A word from Karen Moseley, President & CEO of HERO
COVID finally caught up with me. After more than two years, I wasn’t able to outrun it any longer and I can now personally attest to its nastiness. I’ve been one of the lucky ones to have a mild case and to be able to recover from home. I’m fully vaccinated, and I have the access and ability to choose healthy habits: a balanced diet, daily exercise, good sleep hygiene. My experience is foreign to that of so many workers who simply cannot isolate from others who share their home, or to take time off from work without financial repercussions, or to receive care from a family member who has the flexibility to work from home. I’m also surrounded by a supportive network, at home, and at work, allowing me the time I need to rest and recover. And all of this as I sit in another country where I’ve been traveling and working remotely for the last two months. I readily acknowledge the extreme privilege of it all.
Yet, I’ve not been immune to the sadness, embarrassment, and isolation that are companions to COVID-19. Atlas of the Heart, by Brené Brown, has been at the top of my reading pile lately. She includes “sadness” in the list of “Places We Go When We’re Hurting”
“Feeling sad is a normal response to loss or defeat, or even the perception of loss or defeat.”
Yes, I feel defeated. Had I been infected at the beginning of the pandemic, I might have felt guilt or even shame —“the intensely painful feeling or experience of believing that we are flawed and therefore unworthy of love, belonging, and connection”— but I know that I’m loved and not alone so I have a reprieve with the simple, fleeting feeling of embarrassment. This pandemic has normalized our use of ‘quarantine’ and ‘isolation,’ therefore it’s not hard to empathize with temporary feelings of isolation, disconnection, or even loneliness. However, many of our colleagues are experiencing chronic loneliness, and I’m grateful for HERO partners, like The UnLonely Project and the Coalition to End Social Isolation & Loneliness, who are working against this epidemic.
Earlier this month, HERO’s Winter Think Tank focused on “Changing Boundaries, Changing Benefits” to address the new demands of an unfamiliar, post-pandemic workplace. Lisa Berkman focused us on three (3) principles to “change the workplace – not the worker”: (1) give workers more autonomy; (2) rein in excessive job demands; and (3) improve social relationships at work. Beth Livingston presented the art of work-life crafting and how individuals and employers can create balance again. Leigh Stringer helped us envision buildings as instruments of public health. And Patti Rittling revealed new ways to think about traditional benefits. HERO members already have access to the recordings from this Think Tank’s experts and will soon have the companion key takeaways report in the Member Resource Center. I’m grateful that HERO as an employer is ever-ready to evolve with these changing times.
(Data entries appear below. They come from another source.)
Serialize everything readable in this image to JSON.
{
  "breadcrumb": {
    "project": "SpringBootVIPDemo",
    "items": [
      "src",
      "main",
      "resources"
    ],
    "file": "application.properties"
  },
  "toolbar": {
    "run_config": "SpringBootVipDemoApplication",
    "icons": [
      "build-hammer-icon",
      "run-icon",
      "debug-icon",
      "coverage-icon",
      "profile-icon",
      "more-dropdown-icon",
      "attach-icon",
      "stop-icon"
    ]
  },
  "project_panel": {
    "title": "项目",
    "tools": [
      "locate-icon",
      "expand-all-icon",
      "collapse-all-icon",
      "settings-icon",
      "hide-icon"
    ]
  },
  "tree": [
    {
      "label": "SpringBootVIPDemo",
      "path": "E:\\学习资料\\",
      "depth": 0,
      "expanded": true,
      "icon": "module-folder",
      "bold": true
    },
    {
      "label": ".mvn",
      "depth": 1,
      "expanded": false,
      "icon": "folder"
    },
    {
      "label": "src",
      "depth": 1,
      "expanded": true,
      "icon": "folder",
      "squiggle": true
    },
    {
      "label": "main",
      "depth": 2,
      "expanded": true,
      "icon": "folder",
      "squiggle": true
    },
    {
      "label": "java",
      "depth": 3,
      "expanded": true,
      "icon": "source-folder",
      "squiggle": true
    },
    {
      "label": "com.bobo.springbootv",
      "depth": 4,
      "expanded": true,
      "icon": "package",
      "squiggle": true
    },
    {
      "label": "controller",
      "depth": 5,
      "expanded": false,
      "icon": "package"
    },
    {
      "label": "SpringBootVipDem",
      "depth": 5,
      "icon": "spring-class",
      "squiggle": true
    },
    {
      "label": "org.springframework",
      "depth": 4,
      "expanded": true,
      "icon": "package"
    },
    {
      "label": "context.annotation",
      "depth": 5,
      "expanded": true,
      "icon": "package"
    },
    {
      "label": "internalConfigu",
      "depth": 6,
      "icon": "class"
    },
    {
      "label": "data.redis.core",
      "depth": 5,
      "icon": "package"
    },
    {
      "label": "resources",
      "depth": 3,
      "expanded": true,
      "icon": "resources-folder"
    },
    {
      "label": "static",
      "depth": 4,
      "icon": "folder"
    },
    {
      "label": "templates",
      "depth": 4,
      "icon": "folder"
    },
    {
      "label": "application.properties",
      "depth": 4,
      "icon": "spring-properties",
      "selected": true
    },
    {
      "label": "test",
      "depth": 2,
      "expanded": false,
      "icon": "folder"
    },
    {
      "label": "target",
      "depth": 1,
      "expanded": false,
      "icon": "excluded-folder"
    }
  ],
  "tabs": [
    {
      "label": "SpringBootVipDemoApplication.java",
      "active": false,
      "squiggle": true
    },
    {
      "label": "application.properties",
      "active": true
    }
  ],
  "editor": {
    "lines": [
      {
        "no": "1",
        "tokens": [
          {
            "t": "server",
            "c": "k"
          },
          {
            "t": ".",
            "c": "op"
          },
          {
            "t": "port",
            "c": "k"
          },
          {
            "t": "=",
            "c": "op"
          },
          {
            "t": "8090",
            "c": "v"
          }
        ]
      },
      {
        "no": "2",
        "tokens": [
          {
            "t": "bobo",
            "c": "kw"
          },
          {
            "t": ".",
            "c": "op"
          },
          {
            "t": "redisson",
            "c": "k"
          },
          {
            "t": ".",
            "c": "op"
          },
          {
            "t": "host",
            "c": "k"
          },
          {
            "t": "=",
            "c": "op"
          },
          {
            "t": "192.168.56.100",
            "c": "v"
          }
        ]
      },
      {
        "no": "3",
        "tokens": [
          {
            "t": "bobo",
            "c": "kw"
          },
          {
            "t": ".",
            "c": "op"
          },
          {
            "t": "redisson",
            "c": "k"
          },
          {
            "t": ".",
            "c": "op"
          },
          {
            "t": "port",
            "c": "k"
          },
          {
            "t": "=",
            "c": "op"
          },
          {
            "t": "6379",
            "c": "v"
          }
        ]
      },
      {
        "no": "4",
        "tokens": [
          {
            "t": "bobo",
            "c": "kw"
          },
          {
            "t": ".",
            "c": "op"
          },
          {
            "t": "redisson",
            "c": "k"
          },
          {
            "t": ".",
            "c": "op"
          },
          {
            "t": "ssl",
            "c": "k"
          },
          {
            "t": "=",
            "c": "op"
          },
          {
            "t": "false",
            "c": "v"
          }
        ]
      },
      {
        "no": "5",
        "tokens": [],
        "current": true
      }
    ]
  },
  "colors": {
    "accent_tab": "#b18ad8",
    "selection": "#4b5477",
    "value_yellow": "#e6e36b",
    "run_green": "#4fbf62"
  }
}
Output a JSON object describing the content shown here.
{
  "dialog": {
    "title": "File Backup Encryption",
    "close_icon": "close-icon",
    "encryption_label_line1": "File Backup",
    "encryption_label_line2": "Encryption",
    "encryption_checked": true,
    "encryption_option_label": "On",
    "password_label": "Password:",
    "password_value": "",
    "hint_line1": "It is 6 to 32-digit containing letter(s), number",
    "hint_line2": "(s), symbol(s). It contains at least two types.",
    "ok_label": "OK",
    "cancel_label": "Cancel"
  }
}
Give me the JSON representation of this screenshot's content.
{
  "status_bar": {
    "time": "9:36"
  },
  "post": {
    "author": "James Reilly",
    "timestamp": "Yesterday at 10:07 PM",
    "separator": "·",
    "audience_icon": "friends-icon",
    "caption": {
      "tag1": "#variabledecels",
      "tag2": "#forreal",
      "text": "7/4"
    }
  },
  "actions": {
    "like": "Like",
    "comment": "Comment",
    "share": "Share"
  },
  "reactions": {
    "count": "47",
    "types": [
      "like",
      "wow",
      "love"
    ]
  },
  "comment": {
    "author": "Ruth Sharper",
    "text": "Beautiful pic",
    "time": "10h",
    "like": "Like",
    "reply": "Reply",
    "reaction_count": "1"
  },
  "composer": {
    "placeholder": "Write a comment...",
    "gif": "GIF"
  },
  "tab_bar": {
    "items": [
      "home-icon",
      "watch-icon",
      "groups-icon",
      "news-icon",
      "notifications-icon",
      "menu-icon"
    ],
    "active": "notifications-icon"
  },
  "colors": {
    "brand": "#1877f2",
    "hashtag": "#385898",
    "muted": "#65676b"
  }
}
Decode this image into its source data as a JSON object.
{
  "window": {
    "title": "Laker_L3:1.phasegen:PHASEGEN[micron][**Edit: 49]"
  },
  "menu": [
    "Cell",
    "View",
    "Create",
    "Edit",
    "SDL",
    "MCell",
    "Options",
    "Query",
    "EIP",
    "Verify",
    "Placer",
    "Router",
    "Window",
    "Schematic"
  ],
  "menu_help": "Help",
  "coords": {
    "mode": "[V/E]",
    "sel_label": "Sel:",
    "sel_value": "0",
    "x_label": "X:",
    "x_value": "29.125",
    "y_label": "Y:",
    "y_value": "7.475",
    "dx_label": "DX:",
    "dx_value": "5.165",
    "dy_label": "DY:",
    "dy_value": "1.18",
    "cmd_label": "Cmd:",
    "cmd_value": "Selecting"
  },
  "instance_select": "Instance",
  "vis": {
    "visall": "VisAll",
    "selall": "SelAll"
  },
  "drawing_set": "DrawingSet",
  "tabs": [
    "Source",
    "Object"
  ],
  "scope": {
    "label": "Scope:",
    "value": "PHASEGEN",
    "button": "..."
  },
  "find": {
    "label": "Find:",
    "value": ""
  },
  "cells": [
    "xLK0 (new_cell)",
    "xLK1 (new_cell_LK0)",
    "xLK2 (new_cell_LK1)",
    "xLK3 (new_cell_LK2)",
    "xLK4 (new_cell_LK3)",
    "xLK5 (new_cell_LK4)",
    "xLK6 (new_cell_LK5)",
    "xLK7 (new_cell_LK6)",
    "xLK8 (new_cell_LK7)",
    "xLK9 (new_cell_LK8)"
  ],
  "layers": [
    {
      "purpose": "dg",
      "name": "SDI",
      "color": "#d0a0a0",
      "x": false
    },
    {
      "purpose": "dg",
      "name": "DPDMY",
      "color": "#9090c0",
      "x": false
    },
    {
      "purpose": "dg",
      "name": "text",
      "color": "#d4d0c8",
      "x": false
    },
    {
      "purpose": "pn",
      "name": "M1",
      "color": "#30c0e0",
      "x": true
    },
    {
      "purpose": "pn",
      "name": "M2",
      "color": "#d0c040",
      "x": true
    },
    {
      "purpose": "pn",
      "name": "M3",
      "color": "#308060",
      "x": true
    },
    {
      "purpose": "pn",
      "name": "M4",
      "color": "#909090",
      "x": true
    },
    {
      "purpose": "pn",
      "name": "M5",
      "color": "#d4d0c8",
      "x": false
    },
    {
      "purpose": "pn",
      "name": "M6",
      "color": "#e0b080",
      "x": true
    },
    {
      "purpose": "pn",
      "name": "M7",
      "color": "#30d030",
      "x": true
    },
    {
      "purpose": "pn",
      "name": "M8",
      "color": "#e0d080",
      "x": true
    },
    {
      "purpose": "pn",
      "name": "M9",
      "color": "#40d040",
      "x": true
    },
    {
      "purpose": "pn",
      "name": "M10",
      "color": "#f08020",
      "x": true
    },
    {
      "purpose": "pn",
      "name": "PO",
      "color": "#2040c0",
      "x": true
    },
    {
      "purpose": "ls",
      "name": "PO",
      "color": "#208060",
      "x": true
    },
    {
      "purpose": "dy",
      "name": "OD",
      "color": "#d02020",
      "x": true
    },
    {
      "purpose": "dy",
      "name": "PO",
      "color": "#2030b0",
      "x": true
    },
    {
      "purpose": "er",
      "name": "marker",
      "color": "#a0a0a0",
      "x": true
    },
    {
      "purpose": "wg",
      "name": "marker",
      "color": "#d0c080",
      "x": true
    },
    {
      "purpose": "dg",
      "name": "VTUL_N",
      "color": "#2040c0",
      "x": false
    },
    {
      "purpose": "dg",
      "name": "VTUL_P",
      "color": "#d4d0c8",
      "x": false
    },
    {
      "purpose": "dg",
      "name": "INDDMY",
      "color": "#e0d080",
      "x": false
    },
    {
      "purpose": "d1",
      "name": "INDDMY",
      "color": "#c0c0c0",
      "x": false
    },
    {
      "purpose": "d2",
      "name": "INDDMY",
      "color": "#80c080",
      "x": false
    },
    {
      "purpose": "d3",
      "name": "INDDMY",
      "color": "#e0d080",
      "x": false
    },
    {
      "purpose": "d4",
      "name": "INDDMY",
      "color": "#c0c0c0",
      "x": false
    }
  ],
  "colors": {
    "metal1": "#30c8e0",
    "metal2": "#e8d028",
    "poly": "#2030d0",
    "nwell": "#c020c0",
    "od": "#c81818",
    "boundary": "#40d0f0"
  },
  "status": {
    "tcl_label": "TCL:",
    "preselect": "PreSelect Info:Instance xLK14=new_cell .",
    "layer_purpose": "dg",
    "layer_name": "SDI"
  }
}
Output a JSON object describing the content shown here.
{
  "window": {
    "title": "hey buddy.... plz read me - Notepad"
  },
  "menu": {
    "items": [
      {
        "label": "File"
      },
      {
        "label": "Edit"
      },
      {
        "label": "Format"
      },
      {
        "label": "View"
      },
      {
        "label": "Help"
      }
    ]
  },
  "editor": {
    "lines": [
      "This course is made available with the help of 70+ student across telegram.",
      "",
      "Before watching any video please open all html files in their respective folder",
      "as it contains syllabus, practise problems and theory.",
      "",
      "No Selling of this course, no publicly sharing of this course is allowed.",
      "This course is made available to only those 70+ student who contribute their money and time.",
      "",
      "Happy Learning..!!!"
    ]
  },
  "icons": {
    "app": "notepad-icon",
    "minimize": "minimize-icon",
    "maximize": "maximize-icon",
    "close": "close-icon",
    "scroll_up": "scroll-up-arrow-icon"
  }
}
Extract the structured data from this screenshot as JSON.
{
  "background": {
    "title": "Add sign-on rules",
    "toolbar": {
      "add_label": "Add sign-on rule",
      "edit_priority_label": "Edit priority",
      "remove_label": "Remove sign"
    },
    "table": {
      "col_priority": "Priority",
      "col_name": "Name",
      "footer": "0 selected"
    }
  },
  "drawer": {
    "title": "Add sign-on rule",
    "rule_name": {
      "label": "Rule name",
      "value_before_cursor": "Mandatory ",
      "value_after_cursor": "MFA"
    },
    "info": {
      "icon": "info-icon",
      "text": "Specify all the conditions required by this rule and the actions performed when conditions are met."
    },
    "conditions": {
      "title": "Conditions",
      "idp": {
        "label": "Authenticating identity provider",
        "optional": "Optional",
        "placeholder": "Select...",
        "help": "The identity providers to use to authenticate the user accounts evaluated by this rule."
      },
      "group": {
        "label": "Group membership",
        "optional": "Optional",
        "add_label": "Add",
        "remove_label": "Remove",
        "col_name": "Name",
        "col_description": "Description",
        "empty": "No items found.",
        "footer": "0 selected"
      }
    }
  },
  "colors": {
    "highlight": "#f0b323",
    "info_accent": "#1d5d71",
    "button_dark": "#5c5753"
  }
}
Looking ahead to the virtual Summer Think Tank on “Individual and Organizational Assets that Boost Belongingness,” I can’t help but return to Brené Brown’s insights:
“True belonging is the spiritual practice of believing in and belonging to yourself so deeply that you can share your most authentic self with the world and find sacredness in both being a part of something and standing alone in the wilderness. True belonging doesn’t require you to change who you are; it requires you to be who you are.”
As I sit here, 800 miles from the border of a war-torn Ukraine, I’m struck by our collective humanity and how quickly the world has responded to their suffering. During recent trips, I’ve been moved to tears at the demonstrations of support for the Ukrainian people, from the uniformed helpers awaiting their arrival at the Paris train station to the border control accommodations at the Dublin airport. According to Brown, all people need love and belonging, the absence of which is suffering. If you’re seeking ways to support Ukraine, HERO has started a list.
One final note, I hope you’ll forgive the rambling nature of this reflection written in the middle of my COVID experience.
PSA: Get vaccinated and wear a mask in public when your gut tells you to, even if no one else is.
Source: Brown, Brené. Atlas of the Heart: Mapping Meaningful Connection and the Language of Human Experience. Random House Publishing Group, 2021.